•  » » » » 10 months ago, # ^ |   0 If the test case is just string "aba", then you have a cycle with no entry point, so you won't start dfs and figure out it was a cycle. You check that the answer is not empty, but if the input is "aba, xyz" then you will get "xyz".
 » 10 months ago, # | ← Rev. 2 →   0 If some string is the most frequent then all its substrings are the most frequent too.Where in the problem is this stated guys ?For example if the n=1 and the string is aba why can't we construct the string as aba because the statement only requires the string in the set to be the most frequent substring
•  » » 10 months ago, # ^ |   +6 It's inferred, not stated in the problem. Try the opposite statement: 1. Assume a string "aba" in the set is the most frequent. Inside it there is a substring that appears more than once: 2 "a" => then "a" appears more times than "aba" in the result string. => "aba" is no longer the most frequent string. Hence, the most frequent string (or all strings in the set) must have no duplicated substring in itself, i.e. every substring in it appears at most once. In short, any substring in the most frequent string(s) is only allowed to be inside any one string at most once.
•  » » » 10 months ago, # ^ |   0 I get it thank you
 » 10 months ago, # | ← Rev. 2 →   0 I'm having trouble with div2(D): the case:2 ab acShould give a NO however, this graph does not contain cycles
•  » » 10 months ago, # ^ |   0 There is a condition that all letters coming right after/before the same letter must coincide.
•  » » » 10 months ago, # ^ |   -8 Why doesn't the editorial say so then? :/
•  » » » » 10 months ago, # ^ |   0 because then the occurrence of the substring will be 0
•  » » » » 10 months ago, # ^ |   0 It is stated in the editorial, point no.2: "If string ab or similar is the most frequent then letter a is always followed by letter b and b always follow a."
•  » » » » » 10 months ago, # ^ |   0 This made sense, thank you. I missed that :(
•  » » » » » » 10 months ago, # ^ |   0 you're welcome
 » 10 months ago, # |   0 In D, why is 2 ab ba impossible, why can't we form abba or aba?
•  » » 10 months ago, # ^ |   0 abba: occurence(b) = 2 > occurence(ab) = 1aba: occurence(a) = 2 > occurence(ab) = 1
•  » » » 10 months ago, # ^ |   0 So what if occurence of(b) is 2? I mean, we have 1 substring ab and 1 substring ba. Did i missunderstand?
•  » » » » 10 months ago, # ^ | ← Rev. 2 →   0 Then "a" and "b" are the most frequent substring, but we expect the "ab" and "ba" to be it.
•  » » » » » 10 months ago, # ^ | ← Rev. 2 →   0 But a and b are not in the setUPD: I understand now, misunderstood problem
 » 10 months ago, # |   0 Also, map can be replaced with binary search Could you elaborate on that?
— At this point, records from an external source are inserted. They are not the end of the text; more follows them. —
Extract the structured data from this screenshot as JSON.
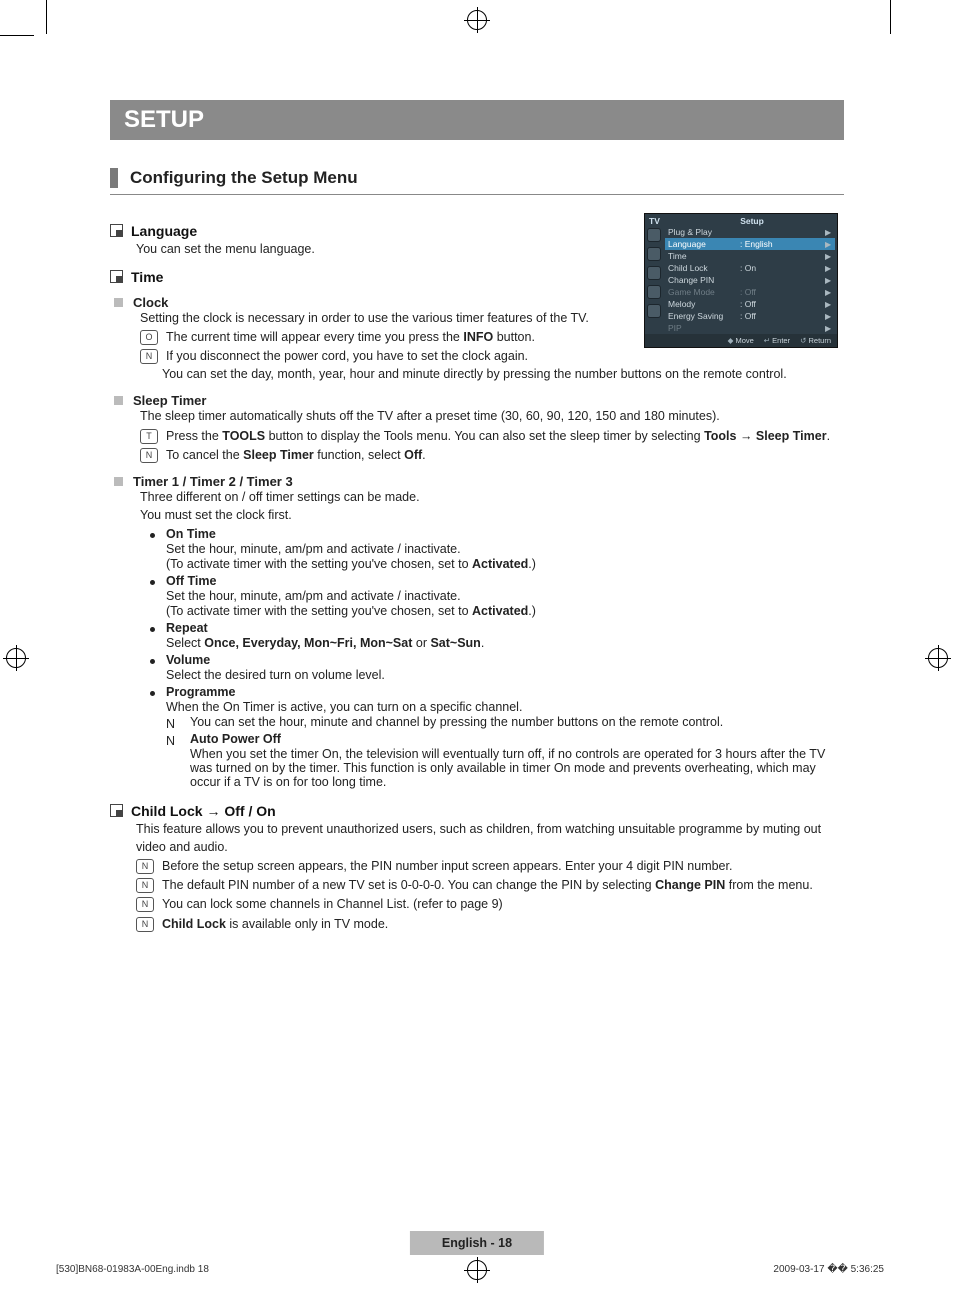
{
  "banner": "SETUP",
  "sectionTitle": "Configuring the Setup Menu",
  "language": {
    "title": "Language",
    "body": "You can set the menu language."
  },
  "time": {
    "title": "Time",
    "clock": {
      "title": "Clock",
      "body": "Setting the clock is necessary in order to use the various timer features of the TV.",
      "note1_pre": "The current time will appear every time you press the ",
      "note1_b": "INFO",
      "note1_post": " button.",
      "note2": "If you disconnect the power cord, you have to set the clock again.",
      "note2b": "You can set the day, month, year, hour and minute directly by pressing the number buttons on the remote control."
    },
    "sleep": {
      "title": "Sleep Timer",
      "body": "The sleep timer automatically shuts off the TV after a preset time (30, 60, 90, 120, 150 and 180 minutes).",
      "n1_pre": "Press the ",
      "n1_b1": "TOOLS",
      "n1_mid": " button to display the Tools menu. You can also set the sleep timer by selecting ",
      "n1_b2": "Tools",
      "n1_arrow": " → ",
      "n1_b3": "Sleep Timer",
      "n1_post": ".",
      "n2_pre": "To cancel the ",
      "n2_b1": "Sleep Timer",
      "n2_mid": " function, select ",
      "n2_b2": "Off",
      "n2_post": "."
    },
    "timers": {
      "title": "Timer 1 / Timer 2 / Timer 3",
      "body1": "Three different on / off timer settings can be made.",
      "body2": "You must set the clock first.",
      "items": {
        "onTime": {
          "h": "On Time",
          "l1": "Set the hour, minute, am/pm and activate / inactivate.",
          "l2_pre": "(To activate timer with the setting you've chosen, set to ",
          "l2_b": "Activated",
          "l2_post": ".)"
        },
        "offTime": {
          "h": "Off Time",
          "l1": "Set the hour, minute, am/pm and activate / inactivate.",
          "l2_pre": "(To activate timer with the setting you've chosen, set to ",
          "l2_b": "Activated",
          "l2_post": ".)"
        },
        "repeat": {
          "h": "Repeat",
          "l1_pre": "Select ",
          "l1_b": "Once, Everyday, Mon~Fri, Mon~Sat",
          "l1_mid": " or ",
          "l1_b2": "Sat~Sun",
          "l1_post": "."
        },
        "volume": {
          "h": "Volume",
          "l1": "Select the desired turn on volume level."
        },
        "programme": {
          "h": "Programme",
          "l1": "When the On Timer is active, you can turn on a specific channel.",
          "n1": "You can set the hour, minute and channel by pressing the number buttons on the remote control.",
          "n2_h": "Auto Power Off",
          "n2_b": "When you set the timer On, the television will eventually turn off, if no controls are operated for 3 hours after the TV was turned on by the timer. This function is only available in timer On mode and prevents overheating, which may occur if a TV is on for too long time."
        }
      }
    }
  },
  "childLock": {
    "title": "Child Lock → Off / On",
    "body": "This feature allows you to prevent unauthorized users, such as children, from watching unsuitable programme by muting out video and audio.",
    "n1": "Before the setup screen appears, the PIN number input screen appears. Enter your 4 digit PIN number.",
    "n2_pre": "The default PIN number of a new TV set is 0-0-0-0. You can change the PIN by selecting ",
    "n2_b": "Change PIN",
    "n2_post": " from the menu.",
    "n3": "You can lock some channels in Channel List. (refer to page 9)",
    "n4_b": "Child Lock",
    "n4_post": " is available only in TV mode."
  },
  "osd": {
    "tv": "TV",
    "caption": "Setup",
    "rows": [
      {
        "k": "Plug & Play",
        "v": "",
        "sel": false,
        "dim": false
      },
      {
        "k": "Language",
        "v": ": English",
        "sel": true,
        "dim": false
      },
      {
        "k": "Time",
        "v": "",
        "sel": false,
        "dim": false
      },
      {
        "k": "Child Lock",
        "v": ": On",
        "sel": false,
        "dim": false
      },
      {
        "k": "Change PIN",
        "v": "",
        "sel": false,
        "dim": false
      },
      {
        "k": "Game Mode",
        "v": ": Off",
        "sel": false,
        "dim": true
      },
      {
        "k": "Melody",
        "v": ": Off",
        "sel": false,
        "dim": false
      },
      {
        "k": "Energy Saving",
        "v": ": Off",
        "sel": false,
        "dim": false
      },
      {
        "k": "PIP",
        "v": "",
        "sel": false,
        "dim": true
      }
    ],
    "foot": {
      "move": "Move",
      "enter": "Enter",
      "ret": "Return"
    }
  },
  "footer": {
    "page": "English - 18",
    "left": "[530]BN68-01983A-00Eng.indb   18",
    "right": "2009-03-17   �� 5:36:25"
  }
}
I don't really understand what it means.
•  » » 10 months ago, # ^ |   0 were u able solve div1d? whats the idea behind the solution..the editorial is not even remotely helpful
 » 10 months ago, # |   +21 It is high time Codeforces started caring about the variation of English used in editorials. I usually don't mind small mistakes, as long as the meaning is not completely lost somewhere inside this modified grammar/vocabulary.
 » 10 months ago, # | ← Rev. 2 →   0 [ UPD : Got it and Solved ]Can anybody help me in understanding what does exactly Div2 C wants with all possible combination of sample's explanation? I read several times but failed to understand the description as well as samples. ~ TIA
 » 10 months ago, # |   +9 Were I can take the author solutions?